'Worst fog' onlookers could ever remember at airport
THE sound of a plane swooping in overhead, louder than usual, was the first warning sign that anything was wrong.
A dull thud penetrated the sound-proof walls of the airport and then an unearthly silence descended, broken moments later by the shrill wail of emergency sirens.
But passengers and staff who rushed to the large glass windows of the departures lounge in an endeavour to decipher what had just occurred were greeted with the sight of nothing but a dim flickering light amid an unbroken wall of dense grey fog -- the worst, some onlookers later said, they could ever remember seeing at Cork Airport.
Cloaked from their view were the scenes of utter devastation being played out on the runway, as emergency services battled to quench an outbreak of flames in the engine before it engulfed the fuselage and along with it, the chances that any survivors might make it out of the wreckage alive.
Twenty minutes later, the fog lifted to reveal the terrifying sight of Flight NM 7100, lying flat on its back with its wheels pointing skywards and billowing black smoke, looking like a semi-deflated balloon.
The routine Belfast to Cork Manx2 commuter flight had been due to leave George Best Airport at 7.50am yesterday but a delay saw it depart instead at 8.12am, with 10 passengers on board, along with a Spanish pilot and an English co-pilot.
Roadside billboards on the approach to Cork Airport display adverts for the Manx2 service, with fares from €48.99.
The "virtual airline" boasts online that its timetable is specifically designed to provide flights at the times that their extensive market research tells them passengers want to fly, offering business travellers a choice of early departures and late returns.
The flight should have taken just over an hour in the basic, no-frills aircraft and would have been a sleepy, routine commute no different to a train journey for those on board.
There may even have been some frustration among the passengers onboard, their schedules rendered askew, at the delay on arrival at Cork, as the plane made two separate attempts to land and then circled overhead for 20 minutes.

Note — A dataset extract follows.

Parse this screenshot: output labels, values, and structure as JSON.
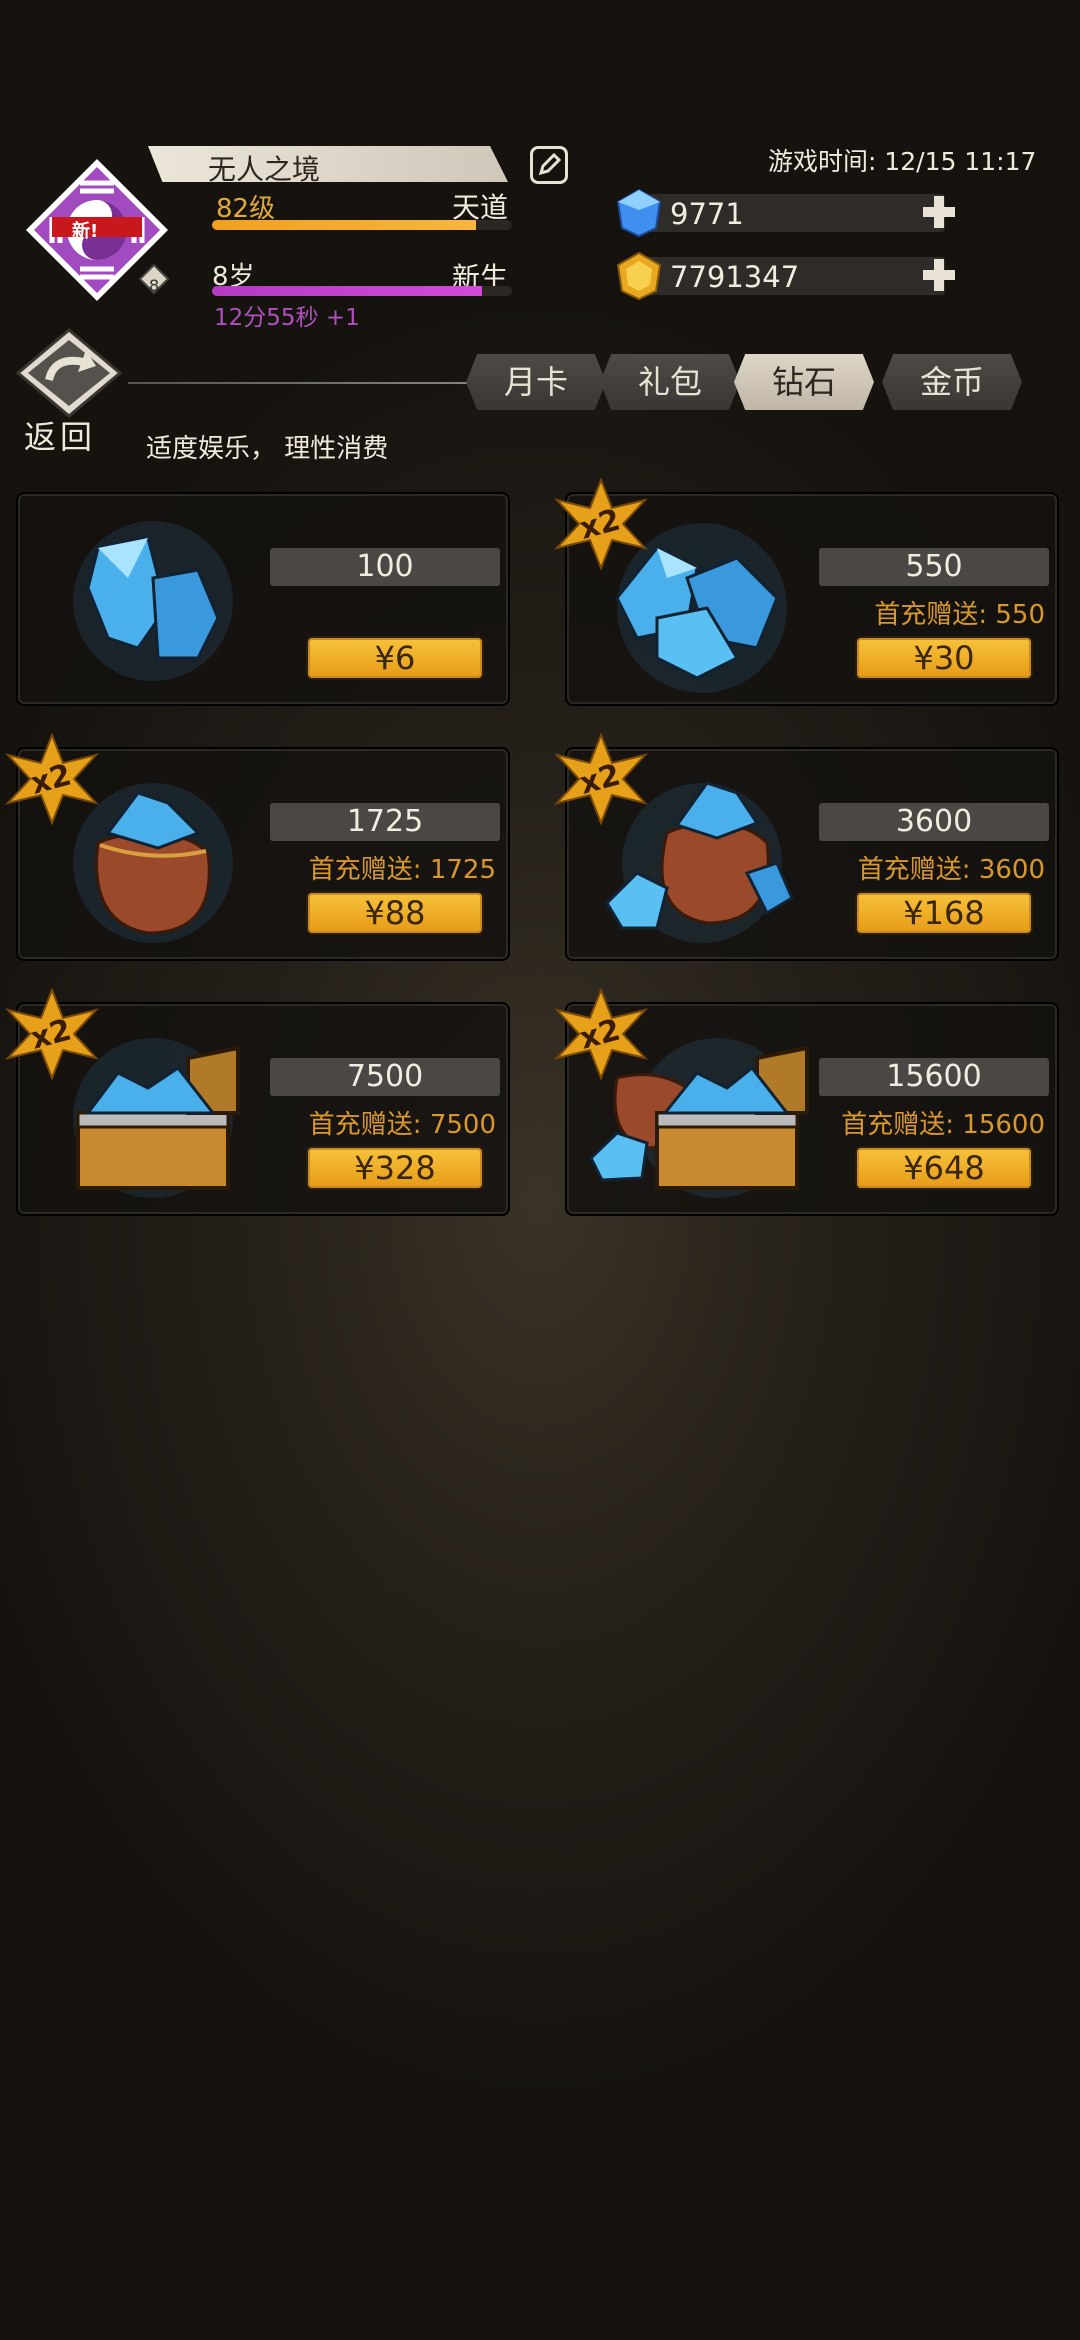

It was at 9.52am that tragedy struck, on the pilot's third attempt to land.
Over at the TNT freight depot, operating clerk Finbarr Raymond was standing in the hall chatting to a colleague when he heard a plane pass low overhead. "It sounded louder than normal and I looked up," he said.
"A few seconds later I heard a sound like a thud or a thump and I knew something had happened. Then there was just silence until the ambulances started to arrive," he said.
Finbarr and the other three TNT employees working at the time looked out but could see nothing except the dense fog.
"We could see a slight light from the emergency services, but that was it."
"It's crazy, but 20 minutes later the fog just lifted and we could see everything," he said, shaking his head in disbelief at what had occurred.
Eight ambulance crews, along with a number of rapid-response paramedic teams and senior ambulance officers, attended the airport.
Miraculously, two passengers staggered out, unscathed from the smouldering wreckage, three other survivors were stretchered away, while another man had to be cut out from the twisted metal of the fuselage. Six, however, did not make it out alive. It seems they never had a chance.
"It was pretty clear straightaway that we were talking about six and six," airport manager Pat Keohane said soberly afterwards.
The injured survivors were brought to a medical tent to be inspected before being taken to Cork University Hospital.
The deceased were carefully removed from the wreckage, brought to a temporary morgue and then taken by hearse to the hospital mortuary.
Staff at the airport had been very professional and had reacted "very well," said Mr Keohane.
"There were still a lot of passengers in the airport so we couldn't just up sticks and close down," he explained, saying it had to be business as usual for many staff members in the immediate aftermath of the crash.
"It has to be work as usual -- that seems to be the message," shrugged one ground crew staff member in what could have been a matter-of-fact fashion -- but for the expression of distress and sheer sadness in his eyes.